For Satoshi Dáte, working as an artist is not a job – it’s a labor of love. With each new addition to his highly eclectic lineup of creations, he is piecing together elements of the world around him. “I just wanted to create things deeper," says Dáte. "I would like to pursue what the human being can do; love and art."
The sculptures of Hong Kongese artist Lee Lee Chan offer an opportunity to question past and present ideas associated with objects, learn how value is assign to them, and examine their place in modern culture.
Coming from Okinawa, a place with a turbulent past, Berlin-based artist Sugano Matsusaki has an innate fascination with the history of her culture and its many incarnations over the years. It drives her art — propels it forward.
Okinawan artist Chikako Yamashiro draws from contemporary social issues, nature, and some of her homeland's deepest historical scars, in particular, the Second World War, to create work that kindles hope in the hearts of oppressed peoples around the world.
Although much of Hiromi Tsuha’s work is strikingly different, there’s one central theme that is always present. From reconstructing her father’s house to recreating the homes of her friends on the steppes of Mongolia, these pieces of art all tell a similar tale. They are symbolic of home.

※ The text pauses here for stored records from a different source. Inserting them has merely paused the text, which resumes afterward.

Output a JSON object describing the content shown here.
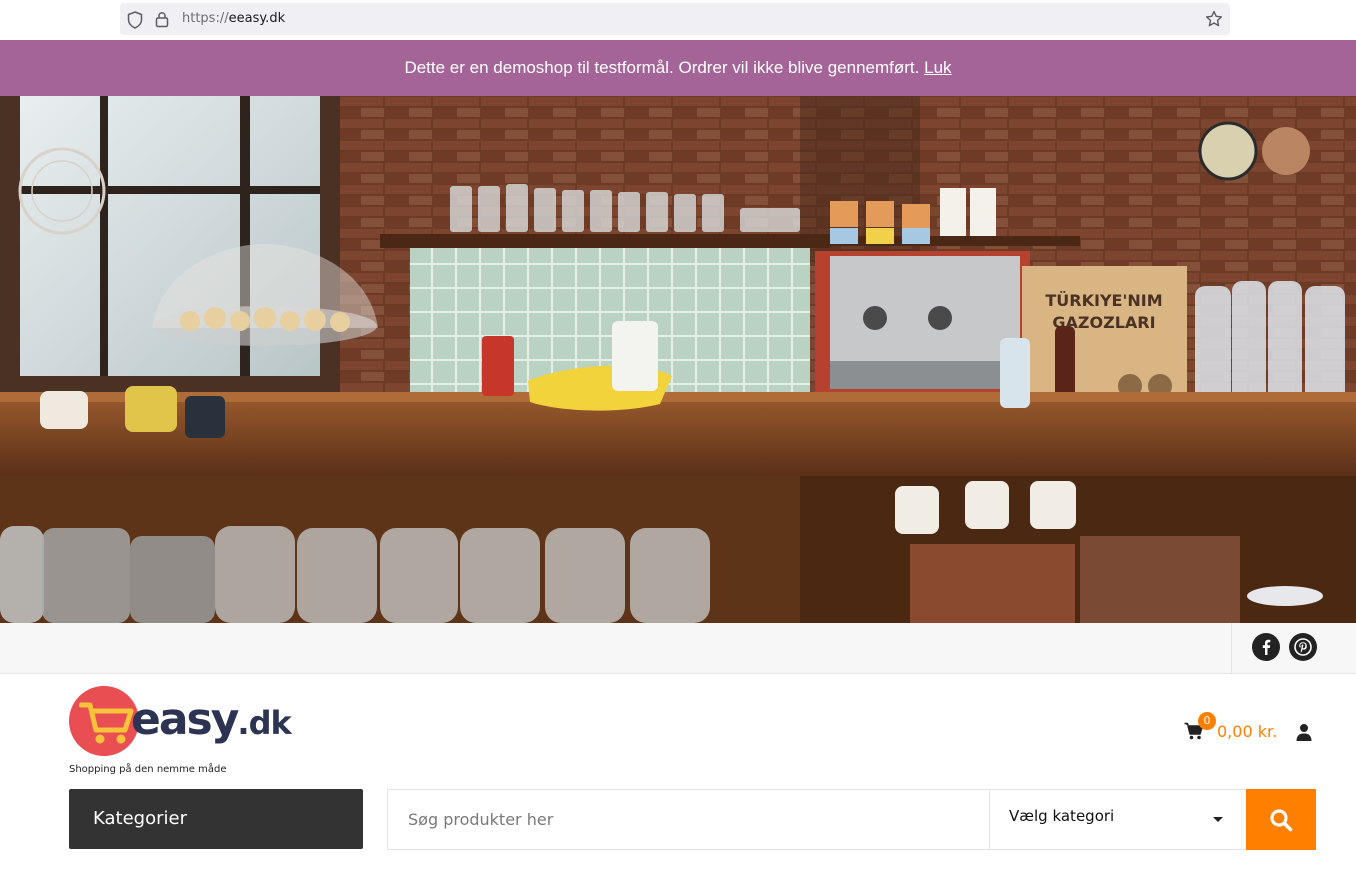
{
  "browser": {
    "url_protocol": "https://",
    "url_host": "eeasy.dk"
  },
  "notice": {
    "text": "Dette er en demoshop til testformål. Ordrer vil ikke blive gennemført.",
    "dismiss_label": "Luk"
  },
  "hero": {
    "jar_label": "TÜRKIYE'NIM GAZOZLARI"
  },
  "social": {
    "items": [
      "facebook-icon",
      "pinterest-icon"
    ]
  },
  "header": {
    "logo_main": "easy",
    "logo_suffix": ".dk",
    "tagline": "Shopping på den nemme måde",
    "cart_count": "0",
    "cart_total": "0,00 kr."
  },
  "nav": {
    "categories_label": "Kategorier",
    "search_placeholder": "Søg produkter her",
    "category_select_label": "Vælg kategori"
  },
  "colors": {
    "notice_bg": "#a46497",
    "accent": "#ff7f00",
    "logo_circle": "#e94e53",
    "logo_text": "#2d3453",
    "dark_button": "#333333"
  }
}
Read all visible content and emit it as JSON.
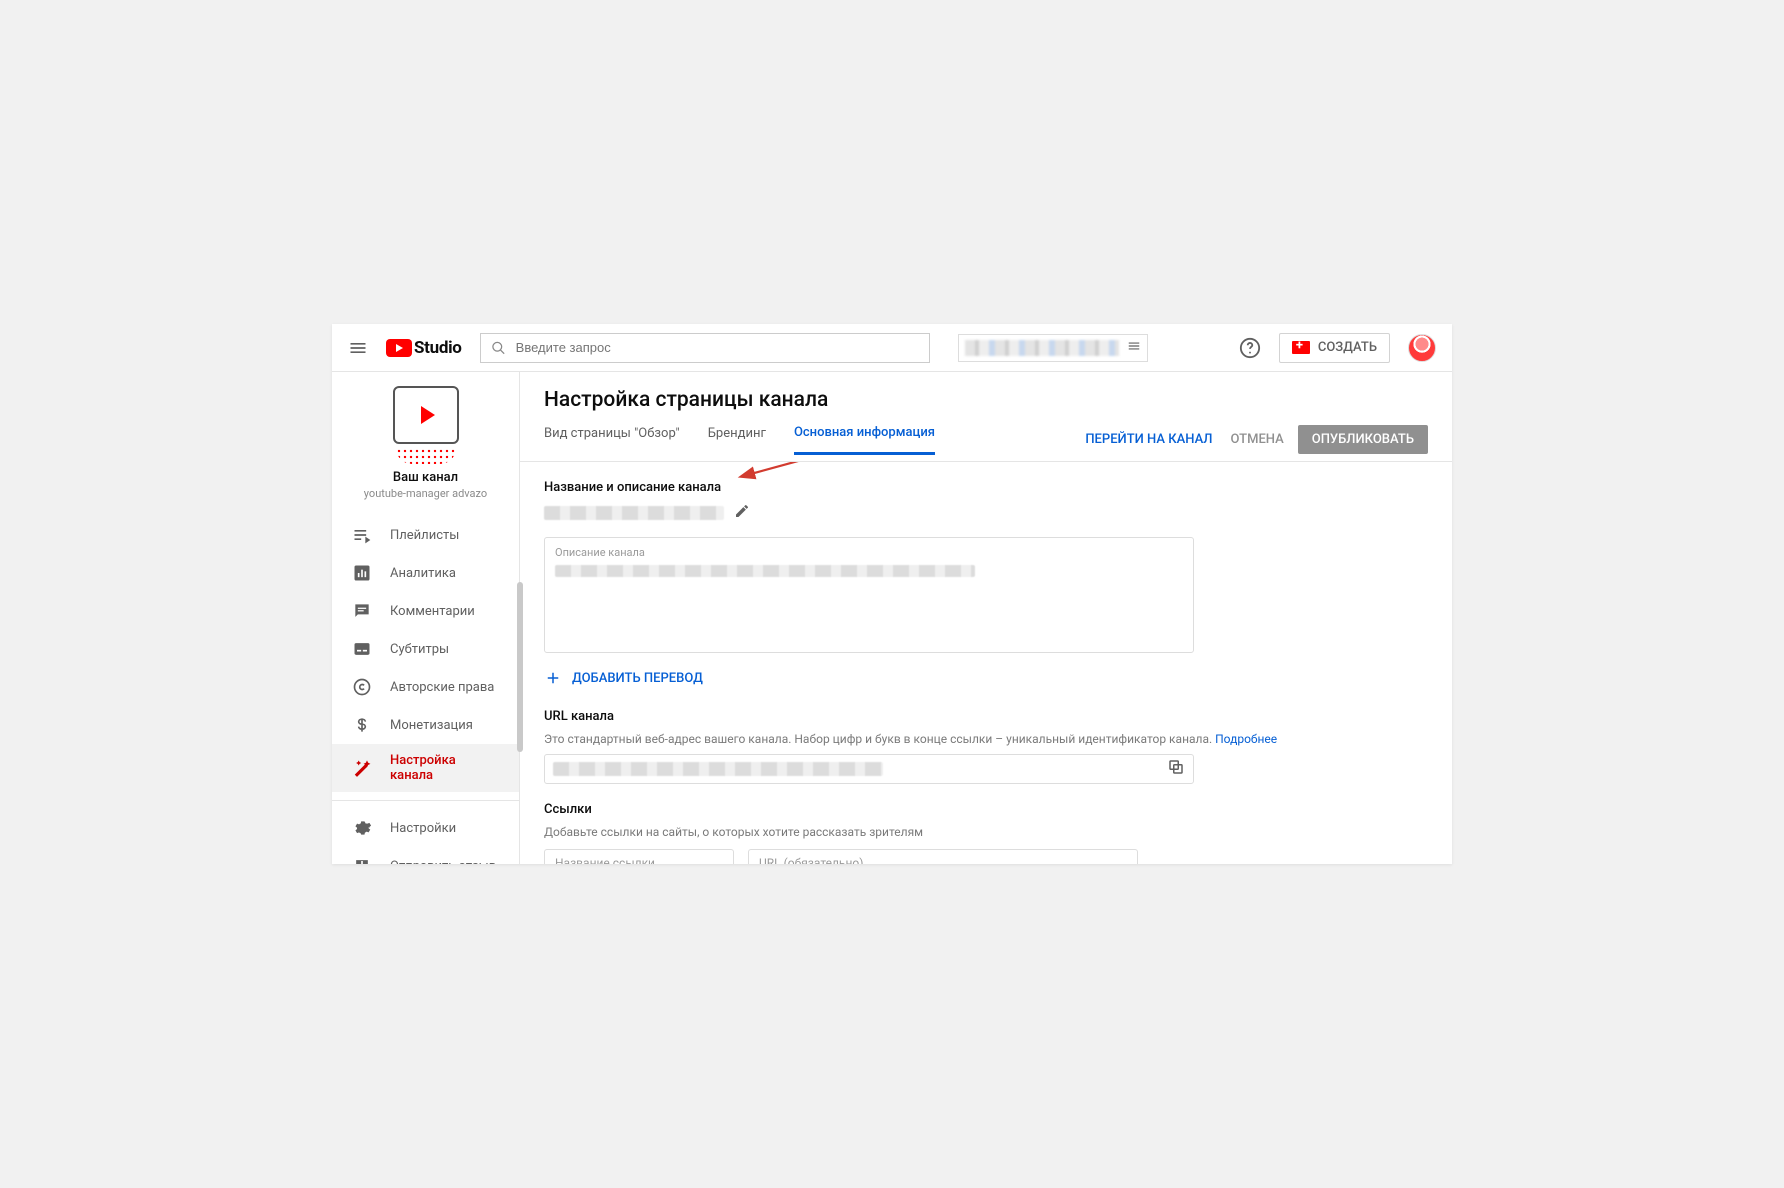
{
  "header": {
    "logo_text": "Studio",
    "search_placeholder": "Введите запрос",
    "create_label": "СОЗДАТЬ"
  },
  "sidebar": {
    "channel_title": "Ваш канал",
    "channel_subtitle": "youtube-manager advazo",
    "items": [
      {
        "icon": "playlist",
        "label": "Плейлисты"
      },
      {
        "icon": "analytics",
        "label": "Аналитика"
      },
      {
        "icon": "comments",
        "label": "Комментарии"
      },
      {
        "icon": "subtitles",
        "label": "Субтитры"
      },
      {
        "icon": "copyright",
        "label": "Авторские права"
      },
      {
        "icon": "monetize",
        "label": "Монетизация"
      },
      {
        "icon": "customize",
        "label": "Настройка канала",
        "active": true
      }
    ],
    "footer": [
      {
        "icon": "settings",
        "label": "Настройки"
      },
      {
        "icon": "feedback",
        "label": "Отправить отзыв"
      }
    ]
  },
  "page": {
    "title": "Настройка страницы канала",
    "tabs": [
      {
        "label": "Вид страницы \"Обзор\""
      },
      {
        "label": "Брендинг"
      },
      {
        "label": "Основная информация",
        "active": true
      }
    ],
    "actions": {
      "view_channel": "ПЕРЕЙТИ НА КАНАЛ",
      "cancel": "ОТМЕНА",
      "publish": "ОПУБЛИКОВАТЬ"
    },
    "name_section_title": "Название и описание канала",
    "description_label": "Описание канала",
    "add_translation": "ДОБАВИТЬ ПЕРЕВОД",
    "url_title": "URL канала",
    "url_hint": "Это стандартный веб-адрес вашего канала. Набор цифр и букв в конце ссылки – уникальный идентификатор канала.",
    "url_more": "Подробнее",
    "links_title": "Ссылки",
    "links_hint": "Добавьте ссылки на сайты, о которых хотите рассказать зрителям",
    "link_name_placeholder": "Название ссылки (обязательно)",
    "link_url_placeholder": "URL (обязательно)"
  }
}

“If you are too busy, you can’t see everything, and you miss a lot of things,” says textile artist Seiko Kinoshita. Much of Seiko’s work aligns with the notion that modern life is painfully fast-paced, and we ought to take all of it in more slowly.